While they were talking about this, Jesus himself stood among them and said to them, “Peace be with you.”
Have you ever stopped to consider the import of these first words of Jesus to the disciples? To be honest, I rarely have. Maybe it’s because the story is so exciting and I get caught up in imagining their surprise and joy. Or maybe it’s because the story is so familiar it’s easy to gloss over the particulars in favor of the whole. But whatever it is, I’m not sure I’ve noticed how Jesus greets his disciples.
But his words sure struck me this morning: “Peace be with you.”
Which is striking. Though forgiveness is clearly important in the gospel, Jesus doesn’t say “I forgive you for denying or deserting me.” And while he had predicted his death and resurrection on several occasions, he doesn’t say, “I told you so.” (Probably what I would have said. :)). Nor does he promise that with his resurrection all will be now easy – you know, the kingdom is coming ushered in by 10,000 angels. He doesn’t tell them about his time in the grave, let alone sit down to right the next bestseller about a life-after-death experience. He doesn’t chart out the future of the church or hand out their upcoming mission assignments. And he definitely doesn’t promise them that now all their earthly needs will be met and life will be smooth.
He doesn’t do any of this. Instead, he blesses them with his peace.
Which I think is instructive. No one ever said the Christian life is meant to be easy or comfortable or one parade of achievements or victories after another. Church tradition tells us, in fact, that most of those gathered with Jesus will end up dying for the sake of the faith they confessed. Why, then, should we expect much better?
And Jesus knew this. And so he doesn’t greet them words of victory or comfort or promises of a lack of worry or tribulation. Rather, he offers them peace.
Jesus still offers us peace. Not comfort or ease or certainty, but peace.

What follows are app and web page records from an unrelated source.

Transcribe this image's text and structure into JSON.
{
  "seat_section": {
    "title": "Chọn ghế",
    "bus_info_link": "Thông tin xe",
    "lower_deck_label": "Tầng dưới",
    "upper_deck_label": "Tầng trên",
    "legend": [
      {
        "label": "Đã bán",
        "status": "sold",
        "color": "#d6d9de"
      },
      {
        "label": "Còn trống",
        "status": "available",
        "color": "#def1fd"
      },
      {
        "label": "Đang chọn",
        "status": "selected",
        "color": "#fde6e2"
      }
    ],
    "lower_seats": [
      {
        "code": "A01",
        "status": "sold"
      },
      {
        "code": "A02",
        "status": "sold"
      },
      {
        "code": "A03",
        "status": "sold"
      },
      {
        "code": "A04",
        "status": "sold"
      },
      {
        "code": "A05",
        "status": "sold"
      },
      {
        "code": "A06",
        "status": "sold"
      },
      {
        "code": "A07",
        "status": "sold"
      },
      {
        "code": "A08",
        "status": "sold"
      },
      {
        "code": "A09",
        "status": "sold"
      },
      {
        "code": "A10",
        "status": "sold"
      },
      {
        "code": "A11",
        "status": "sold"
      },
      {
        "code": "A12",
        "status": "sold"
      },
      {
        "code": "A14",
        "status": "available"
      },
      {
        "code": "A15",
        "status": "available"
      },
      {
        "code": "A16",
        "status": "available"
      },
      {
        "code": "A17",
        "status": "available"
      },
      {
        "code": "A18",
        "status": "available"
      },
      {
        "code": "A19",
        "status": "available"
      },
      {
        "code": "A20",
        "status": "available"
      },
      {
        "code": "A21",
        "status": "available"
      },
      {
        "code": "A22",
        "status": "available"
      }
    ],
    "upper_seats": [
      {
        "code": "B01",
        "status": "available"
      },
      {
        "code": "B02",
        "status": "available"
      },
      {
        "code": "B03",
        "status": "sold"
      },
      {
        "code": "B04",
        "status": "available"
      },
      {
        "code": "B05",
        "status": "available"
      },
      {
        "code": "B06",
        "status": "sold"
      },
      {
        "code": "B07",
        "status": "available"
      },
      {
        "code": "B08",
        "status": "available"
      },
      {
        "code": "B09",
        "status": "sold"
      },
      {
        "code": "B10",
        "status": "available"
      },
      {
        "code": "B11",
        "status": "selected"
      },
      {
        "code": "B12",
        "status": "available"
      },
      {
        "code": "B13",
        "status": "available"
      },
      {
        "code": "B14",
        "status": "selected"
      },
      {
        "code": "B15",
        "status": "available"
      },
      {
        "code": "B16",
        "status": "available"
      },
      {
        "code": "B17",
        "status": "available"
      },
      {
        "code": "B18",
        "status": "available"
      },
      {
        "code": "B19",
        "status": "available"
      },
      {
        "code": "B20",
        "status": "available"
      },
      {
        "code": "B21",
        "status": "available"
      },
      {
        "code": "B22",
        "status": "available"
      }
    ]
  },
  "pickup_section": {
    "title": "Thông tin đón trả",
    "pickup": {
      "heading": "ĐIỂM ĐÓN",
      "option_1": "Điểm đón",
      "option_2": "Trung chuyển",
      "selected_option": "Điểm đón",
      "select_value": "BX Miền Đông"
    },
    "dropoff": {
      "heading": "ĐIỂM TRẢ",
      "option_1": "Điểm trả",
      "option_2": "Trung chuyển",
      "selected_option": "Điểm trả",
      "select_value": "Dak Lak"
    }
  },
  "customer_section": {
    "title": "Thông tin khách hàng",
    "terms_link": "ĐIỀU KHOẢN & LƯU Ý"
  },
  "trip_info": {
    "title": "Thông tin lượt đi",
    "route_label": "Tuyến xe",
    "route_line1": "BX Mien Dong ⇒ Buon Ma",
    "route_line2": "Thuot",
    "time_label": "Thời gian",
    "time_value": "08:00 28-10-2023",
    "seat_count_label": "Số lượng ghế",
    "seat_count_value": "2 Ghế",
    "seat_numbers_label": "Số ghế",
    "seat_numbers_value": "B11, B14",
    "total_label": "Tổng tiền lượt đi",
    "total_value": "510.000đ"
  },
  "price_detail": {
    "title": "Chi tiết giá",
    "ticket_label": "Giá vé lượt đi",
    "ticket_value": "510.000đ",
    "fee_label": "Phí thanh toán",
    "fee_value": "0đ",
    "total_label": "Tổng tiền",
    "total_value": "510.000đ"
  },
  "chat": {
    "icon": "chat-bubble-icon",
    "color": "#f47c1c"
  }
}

This world and life is a beautiful, precious gift from God. It is also, as recent events in Boston have reminded us, all too often turbulent, challenging, and violent. The resurrected Jesus does not promise to take us out of this beautiful and difficult world, but rather promises us his peace amid it. Peace that focuses our attention and stills our hearts. Peace that enables us to endure and even to flourish. Peace that empowers us to reach out in compassion, mercy and love. Peace that invites us to commit ourselves to sharing Jesus’ grace and peace with others.
Jesus’ peace. It might not always be what we want, but it’s definitely just what we need.
So what else is there to say? Except, perhaps, “Peace be with you!”
Prayer: Dear God, you grant the peace that passes understanding, peace that the world cannot give. We ask that your peace settle on our hearts that we may in turn offer peace and comfort to all those in need. In Jesus’ name, Amen.